Data excerpts
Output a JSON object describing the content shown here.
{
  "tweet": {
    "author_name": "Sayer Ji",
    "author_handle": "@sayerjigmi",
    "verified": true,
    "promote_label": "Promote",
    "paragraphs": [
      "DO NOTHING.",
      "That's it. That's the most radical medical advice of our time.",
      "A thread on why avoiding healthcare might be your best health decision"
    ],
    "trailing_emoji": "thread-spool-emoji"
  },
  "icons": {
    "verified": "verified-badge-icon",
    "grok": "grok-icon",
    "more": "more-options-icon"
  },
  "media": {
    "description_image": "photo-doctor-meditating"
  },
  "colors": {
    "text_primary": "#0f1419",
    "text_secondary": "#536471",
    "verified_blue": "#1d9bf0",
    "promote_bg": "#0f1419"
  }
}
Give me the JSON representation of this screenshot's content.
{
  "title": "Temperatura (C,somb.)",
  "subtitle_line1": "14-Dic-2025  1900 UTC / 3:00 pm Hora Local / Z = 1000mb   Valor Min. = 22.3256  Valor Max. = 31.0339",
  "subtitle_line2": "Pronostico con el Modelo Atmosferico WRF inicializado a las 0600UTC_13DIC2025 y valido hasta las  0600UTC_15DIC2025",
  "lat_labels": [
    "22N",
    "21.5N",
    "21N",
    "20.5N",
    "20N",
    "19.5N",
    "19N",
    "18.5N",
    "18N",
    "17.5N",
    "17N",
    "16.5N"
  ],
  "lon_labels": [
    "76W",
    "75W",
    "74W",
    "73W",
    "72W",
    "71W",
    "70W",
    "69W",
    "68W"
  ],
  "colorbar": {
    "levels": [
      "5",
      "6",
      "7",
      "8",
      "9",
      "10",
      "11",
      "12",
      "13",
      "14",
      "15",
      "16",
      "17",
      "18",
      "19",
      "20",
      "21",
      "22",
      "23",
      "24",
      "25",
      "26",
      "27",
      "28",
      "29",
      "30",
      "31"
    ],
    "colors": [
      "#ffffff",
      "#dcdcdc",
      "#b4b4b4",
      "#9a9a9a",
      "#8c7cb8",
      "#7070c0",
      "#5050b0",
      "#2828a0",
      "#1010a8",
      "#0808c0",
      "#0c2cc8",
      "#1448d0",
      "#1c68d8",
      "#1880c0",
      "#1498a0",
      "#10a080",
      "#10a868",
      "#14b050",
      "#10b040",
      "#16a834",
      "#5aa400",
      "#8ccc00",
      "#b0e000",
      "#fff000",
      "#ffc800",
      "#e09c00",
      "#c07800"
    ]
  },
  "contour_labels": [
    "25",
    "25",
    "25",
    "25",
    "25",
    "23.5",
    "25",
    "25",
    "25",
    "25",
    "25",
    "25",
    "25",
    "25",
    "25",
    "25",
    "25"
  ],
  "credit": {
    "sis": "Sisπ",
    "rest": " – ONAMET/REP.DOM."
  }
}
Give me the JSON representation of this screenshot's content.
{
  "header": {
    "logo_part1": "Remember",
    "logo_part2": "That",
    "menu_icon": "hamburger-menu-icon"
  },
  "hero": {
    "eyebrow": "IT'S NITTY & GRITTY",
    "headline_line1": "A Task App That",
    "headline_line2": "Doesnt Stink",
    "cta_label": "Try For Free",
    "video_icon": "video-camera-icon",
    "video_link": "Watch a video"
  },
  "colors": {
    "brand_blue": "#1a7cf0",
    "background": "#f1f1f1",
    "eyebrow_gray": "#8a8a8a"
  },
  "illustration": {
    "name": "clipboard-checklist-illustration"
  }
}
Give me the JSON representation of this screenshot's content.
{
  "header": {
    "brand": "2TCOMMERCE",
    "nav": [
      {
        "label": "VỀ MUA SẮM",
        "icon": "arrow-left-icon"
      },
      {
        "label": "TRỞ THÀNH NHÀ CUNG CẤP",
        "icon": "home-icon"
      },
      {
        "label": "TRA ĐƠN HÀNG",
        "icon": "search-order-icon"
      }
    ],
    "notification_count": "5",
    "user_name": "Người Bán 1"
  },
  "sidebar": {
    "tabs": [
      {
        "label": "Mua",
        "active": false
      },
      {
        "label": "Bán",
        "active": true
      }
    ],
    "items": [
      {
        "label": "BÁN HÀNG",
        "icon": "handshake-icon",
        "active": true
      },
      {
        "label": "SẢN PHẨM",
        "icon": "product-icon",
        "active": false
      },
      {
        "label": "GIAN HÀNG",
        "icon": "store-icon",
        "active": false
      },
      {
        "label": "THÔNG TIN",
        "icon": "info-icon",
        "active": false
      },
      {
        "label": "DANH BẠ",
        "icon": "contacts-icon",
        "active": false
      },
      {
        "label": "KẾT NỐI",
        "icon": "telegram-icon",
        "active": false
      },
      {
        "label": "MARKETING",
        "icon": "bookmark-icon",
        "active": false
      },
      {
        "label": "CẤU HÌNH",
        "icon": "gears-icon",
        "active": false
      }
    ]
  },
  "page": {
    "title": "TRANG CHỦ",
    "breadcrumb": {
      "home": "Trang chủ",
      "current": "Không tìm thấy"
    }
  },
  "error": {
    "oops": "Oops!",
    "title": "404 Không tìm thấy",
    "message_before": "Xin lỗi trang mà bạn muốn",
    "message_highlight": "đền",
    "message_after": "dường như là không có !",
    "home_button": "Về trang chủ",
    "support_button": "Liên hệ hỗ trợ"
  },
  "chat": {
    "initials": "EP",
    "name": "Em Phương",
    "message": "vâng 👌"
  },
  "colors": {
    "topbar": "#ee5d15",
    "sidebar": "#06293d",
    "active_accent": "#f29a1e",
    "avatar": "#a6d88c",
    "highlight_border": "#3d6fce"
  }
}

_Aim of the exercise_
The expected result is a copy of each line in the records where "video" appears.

_Exercise output_
    "video_icon": "video-camera-icon",
    "video_link": "Watch a video"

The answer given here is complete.